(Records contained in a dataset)

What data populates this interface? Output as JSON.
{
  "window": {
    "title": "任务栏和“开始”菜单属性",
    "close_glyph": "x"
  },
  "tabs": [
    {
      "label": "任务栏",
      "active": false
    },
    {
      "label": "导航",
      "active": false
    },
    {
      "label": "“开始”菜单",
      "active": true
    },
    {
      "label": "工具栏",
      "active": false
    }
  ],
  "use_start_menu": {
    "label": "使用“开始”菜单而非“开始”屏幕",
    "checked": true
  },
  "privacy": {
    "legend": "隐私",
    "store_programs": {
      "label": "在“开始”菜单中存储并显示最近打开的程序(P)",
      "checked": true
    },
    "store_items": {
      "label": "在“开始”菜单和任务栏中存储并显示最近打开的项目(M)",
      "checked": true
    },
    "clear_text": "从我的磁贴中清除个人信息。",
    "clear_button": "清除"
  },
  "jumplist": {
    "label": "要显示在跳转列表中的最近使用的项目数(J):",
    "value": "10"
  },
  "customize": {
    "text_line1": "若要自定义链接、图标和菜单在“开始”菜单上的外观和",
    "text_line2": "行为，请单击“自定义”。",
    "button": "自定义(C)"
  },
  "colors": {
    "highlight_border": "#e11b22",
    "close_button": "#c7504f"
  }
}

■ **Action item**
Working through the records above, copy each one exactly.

■ **Response**
What data populates this interface? Output as JSON.
{
  "window": {
    "title": "任务栏和“开始”菜单属性",
    "close_glyph": "x"
  },
  "tabs": [
    {
      "label": "任务栏",
      "active": false
    },
    {
      "label": "导航",
      "active": false
    },
    {
      "label": "“开始”菜单",
      "active": true
    },
    {
      "label": "工具栏",
      "active": false
    }
  ],
  "use_start_menu": {
    "label": "使用“开始”菜单而非“开始”屏幕",
    "checked": true
  },
  "privacy": {
    "legend": "隐私",
    "store_programs": {
      "label": "在“开始”菜单中存储并显示最近打开的程序(P)",
      "checked": true
    },
    "store_items": {
      "label": "在“开始”菜单和任务栏中存储并显示最近打开的项目(M)",
      "checked": true
    },
    "clear_text": "从我的磁贴中清除个人信息。",
    "clear_button": "清除"
  },
  "jumplist": {
    "label": "要显示在跳转列表中的最近使用的项目数(J):",
    "value": "10"
  },
  "customize": {
    "text_line1": "若要自定义链接、图标和菜单在“开始”菜单上的外观和",
    "text_line2": "行为，请单击“自定义”。",
    "button": "自定义(C)"
  },
  "colors": {
    "highlight_border": "#e11b22",
    "close_button": "#c7504f"
  }
}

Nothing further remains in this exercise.